To all our Investors, Partners, and Friends,
Sometimes clients say things we never forget. A few years ago, the executive director of a small shelter in rural Missouri told us: “In our work to help people become safe today and strong tomorrow, we often cite the quote that ‘it is not shelter from the storm, but learning to dance in the rain,’ and IFF helps us keep dancing.”
That statement was rattling around in my head a lot during 2020, a year of crisis and challenge that will be remembered for years to come. For over three decades, IFF has helped many nonprofits through leadership changes, capital campaigns, state budget crises, construction challenges, and so much more. The challenges we faced in 2020 were different, and more numerous, and more intense, perhaps than any in our history. But the tools and values we brought to bear were the same as always: to help nonprofits keep dancing.
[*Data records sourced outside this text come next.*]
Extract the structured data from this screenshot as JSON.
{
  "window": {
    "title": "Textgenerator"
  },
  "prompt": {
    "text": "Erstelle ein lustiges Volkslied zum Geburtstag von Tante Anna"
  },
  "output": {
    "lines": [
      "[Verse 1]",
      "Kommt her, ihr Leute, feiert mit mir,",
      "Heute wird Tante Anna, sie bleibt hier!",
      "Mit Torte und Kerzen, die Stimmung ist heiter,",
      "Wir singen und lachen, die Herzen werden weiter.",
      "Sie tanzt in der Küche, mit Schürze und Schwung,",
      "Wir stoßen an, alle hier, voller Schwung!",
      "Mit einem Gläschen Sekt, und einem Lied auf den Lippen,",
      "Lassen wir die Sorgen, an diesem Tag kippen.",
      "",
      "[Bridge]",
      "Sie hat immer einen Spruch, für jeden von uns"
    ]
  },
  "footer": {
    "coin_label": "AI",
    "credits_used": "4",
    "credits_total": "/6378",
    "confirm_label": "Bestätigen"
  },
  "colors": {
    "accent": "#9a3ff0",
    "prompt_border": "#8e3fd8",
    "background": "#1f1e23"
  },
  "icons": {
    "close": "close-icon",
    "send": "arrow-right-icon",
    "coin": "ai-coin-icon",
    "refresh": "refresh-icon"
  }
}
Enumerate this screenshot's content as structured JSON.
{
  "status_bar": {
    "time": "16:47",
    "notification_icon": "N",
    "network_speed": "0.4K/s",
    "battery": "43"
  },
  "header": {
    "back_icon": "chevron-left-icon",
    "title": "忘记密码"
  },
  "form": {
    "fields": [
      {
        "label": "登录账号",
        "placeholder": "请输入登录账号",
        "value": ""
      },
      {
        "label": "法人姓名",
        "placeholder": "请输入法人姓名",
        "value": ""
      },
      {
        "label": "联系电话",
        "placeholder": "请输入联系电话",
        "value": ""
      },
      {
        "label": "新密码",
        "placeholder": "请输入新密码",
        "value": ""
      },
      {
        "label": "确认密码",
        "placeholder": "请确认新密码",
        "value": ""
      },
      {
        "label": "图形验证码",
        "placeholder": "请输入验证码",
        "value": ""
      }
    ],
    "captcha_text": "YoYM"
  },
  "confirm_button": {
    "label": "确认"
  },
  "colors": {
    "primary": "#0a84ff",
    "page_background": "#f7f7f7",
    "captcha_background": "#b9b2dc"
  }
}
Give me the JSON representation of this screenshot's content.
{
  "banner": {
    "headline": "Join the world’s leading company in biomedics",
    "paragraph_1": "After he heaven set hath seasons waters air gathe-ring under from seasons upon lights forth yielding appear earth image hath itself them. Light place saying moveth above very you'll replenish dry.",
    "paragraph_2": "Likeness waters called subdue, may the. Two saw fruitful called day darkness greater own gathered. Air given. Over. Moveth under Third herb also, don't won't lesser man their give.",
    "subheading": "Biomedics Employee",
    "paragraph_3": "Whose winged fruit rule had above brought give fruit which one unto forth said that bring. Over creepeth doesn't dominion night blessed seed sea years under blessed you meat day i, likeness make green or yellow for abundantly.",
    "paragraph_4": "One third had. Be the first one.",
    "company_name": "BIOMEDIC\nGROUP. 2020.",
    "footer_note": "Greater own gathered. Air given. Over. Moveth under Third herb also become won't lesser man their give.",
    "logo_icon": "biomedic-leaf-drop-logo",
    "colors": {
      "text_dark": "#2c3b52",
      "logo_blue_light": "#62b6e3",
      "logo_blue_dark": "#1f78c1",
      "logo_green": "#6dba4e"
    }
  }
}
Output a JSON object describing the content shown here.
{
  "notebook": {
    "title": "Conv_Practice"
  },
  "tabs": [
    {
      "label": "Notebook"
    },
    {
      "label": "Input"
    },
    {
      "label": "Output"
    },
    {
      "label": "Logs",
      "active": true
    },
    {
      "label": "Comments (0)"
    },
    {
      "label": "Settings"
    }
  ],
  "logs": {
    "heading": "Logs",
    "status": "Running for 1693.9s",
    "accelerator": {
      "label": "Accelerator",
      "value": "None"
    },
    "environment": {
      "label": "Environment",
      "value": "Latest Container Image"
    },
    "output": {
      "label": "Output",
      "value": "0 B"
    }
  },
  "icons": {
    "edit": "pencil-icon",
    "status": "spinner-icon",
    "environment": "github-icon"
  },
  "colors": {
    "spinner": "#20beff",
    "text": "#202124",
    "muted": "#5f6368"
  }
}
Because of who we are as a community development financial institution, as well as a development corporation, with a continuum of levers to pull — flexible financing and services, supportive programs, dynamic partnerships — we were able to turn on a dime and show up for nonprofits when they needed it, where they needed it, and how they needed it. That looked different in different sectors and markets across the Midwest, and we hope this report illuminates some of those stories.
First, there was the PPP, the now common acronym for the federal government’s Paycheck Protection Program. While much has been written about this program’s flaws, there’s no doubt it kept many small businesses and nonprofits alive to fight another day. It was administered by the U.S. Small Business Administration, an agency that typically leaves out nonprofits. But nonprofits needed it, wanted it, and were struggling to get it from traditional financial institutions. This is exactly the kind of challenge that IFF was founded to solve. So, we did what we have often done in our history: we found a way to meet the need, and we were successful because we leveraged our long-existing partnerships with CDFIs and philanthropy.
Second, there were our programs: the technical assistance and capacity building that CDFIs so often do, with philanthropic support. IFF’s programs target specific groups — for example, early educators in Detroit, or arts and culture leaders in Chicago — but they all have one thing in common: supporting the long-term financial sustainability of nonprofits. Pivoting these programs to not only be delivered in a virtual environment, but also to provide timely supports during a global pandemic with myriad consequences for nonprofits, was a crucial part of our work in 2020.
Finally, there was what we call “business as (un)usual.” Because amidst all the chaos, the work simply continued. Nonprofits still needed to find, finance, and refurbish their facilities. Construction was never halted in most Midwest states. And communities continued to rely on social safety net organizations, which faced greater need with fewer resources with a resiliency that was both inspiring and heart-wrenching. If ever nonprofits needed IFF’s support, it was in 2020.
And woven through all these strands of continued and evolving work, was our commitment to racial equity. Communities of color have historically paid a higher price for capital and experienced a disproportionate share of economic and health hardship, and they were put under even greater strain in 2020. At IFF, every decision we made and every program we pivoted asked the questions: Is this an equitable approach? Are we letting our perceived urgency or lack of resources prevent us from being more equitable? What more can we do to level the playing field?
We’ve said it before, and we’ll say it again: Communities thrive when the nonprofits that support them are strong. People relied on nonprofits more than ever during the storms of 2020, and IFF was proud to help them keep dancing in the rain.
Thank you, and stay safe,
Guadalupe Preston, IFF Board Chair
Joe Neri, IFF CEO